“All is number,” proclaimed the Pythagoreans of the 6th century B.C.E. In the 17th century Descartes dreamed of a world unified by mathematics and believed he had seen the future. Today mathematics permeates nearly every aspect of the world, appearing sometimes as a tool and other times as a theoretical science. Thus an appreciation of both the beauty and utility of mathematics is essential to a liberal arts education. The mathematics department facilitates growth in both areas by working with other departments to encourage students’ development of skills needed for study in those departments, and by fostering an appreciation of mathematics for its own sake.
Students begin their study of mathematics at a level based on their interests and experience. For a well-prepared student intending a career requiring math, a typical beginning course of study is MATH 1170/1180: Calculus I and II, MATH 3320: Multivariable and Vector Calculus, and MATH 3550: Foundations of Mathematics. Students entering with a strong background in calculus may, upon consultation with the department, elect to omit MATH 1170 or MATH 1180. MATH 1130: Fundamental Concepts is for students who want exposure to mathematics but plan to take only one course. MATH 1250: Contemporary Mathematics with Applications, taught each spring, is also an appropriate first course.
The mathematics department occasionally offers courses such as complex variables, number theory, topics in algebra or analysis, and others. Such offerings are dependent upon student need and interest. Students wishing to broaden their study of mathematics are encouraged to consider such courses on a group basis, or as an independent study. Presentations by faculty, students, or campus visitors are emphasized in the Junior/Senior Seminars. Teaching internships and departmental tutoring assignments are available to advanced students.
Arthur Guetter, professor, chair. BA 1981, Macalester College; MA 1983, PhD 1987, Northwestern University. Major interests: boundary value problems, differential equations.
Ioannis Markos Roussos, professor. BS 1977, National and Kapodistrian University of Greece; MS 1982, PhD 1986, University of Minnesota. Major interests: differential-Riemannian geometry, differential equations, mathematics for computer use.

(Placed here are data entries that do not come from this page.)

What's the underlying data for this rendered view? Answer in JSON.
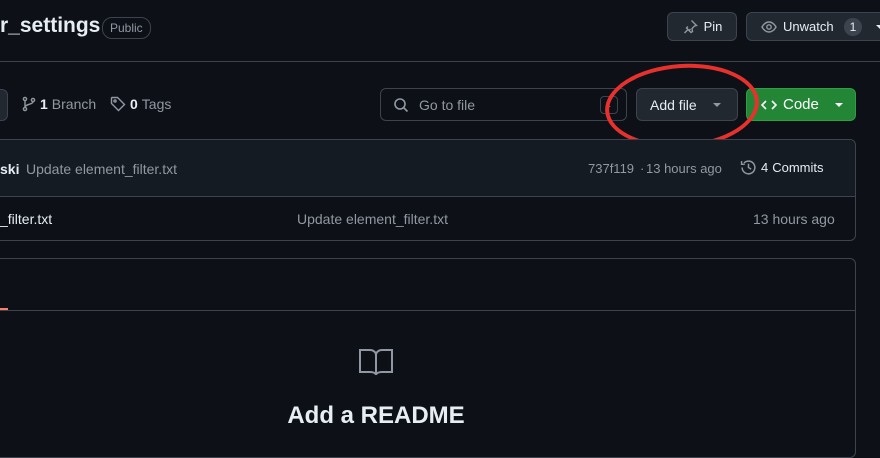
{
  "repo": {
    "name": "r_settings",
    "visibility": "Public"
  },
  "actions": {
    "pin_label": "Pin",
    "pin_icon": "pin-icon",
    "watch_label": "Unwatch",
    "watch_count": "1",
    "watch_icon": "eye-icon"
  },
  "branch_meta": {
    "branch_count": "1",
    "branch_label": "Branch",
    "tag_count": "0",
    "tag_label": "Tags"
  },
  "search": {
    "placeholder": "Go to file",
    "shortcut": "t"
  },
  "toolbar": {
    "add_file_label": "Add file",
    "code_label": "Code"
  },
  "latest_commit": {
    "author": "ski",
    "message": "Update element_filter.txt",
    "hash": "737f119",
    "time": "13 hours ago",
    "separator": "·",
    "commits_count": "4",
    "commits_label": "Commits"
  },
  "files": [
    {
      "name": "_filter.txt",
      "commit_message": "Update element_filter.txt",
      "time": "13 hours ago"
    }
  ],
  "readme": {
    "title": "Add a README"
  },
  "colors": {
    "accent_green": "#238636",
    "annotation_red": "#e8312c",
    "background": "#0d1117"
  }
}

Frank Shaw, visiting assistant professor. BA 1976, Oberlin College; MSE 1983, Duke University; PhD 1992, University of California-Riverside. Major interests: statistics, quantitative genetics, programming.
Ken Takata, associate professor. PhD 2004, University of Illinois-Chicago. Major interests: discrete math and computer science.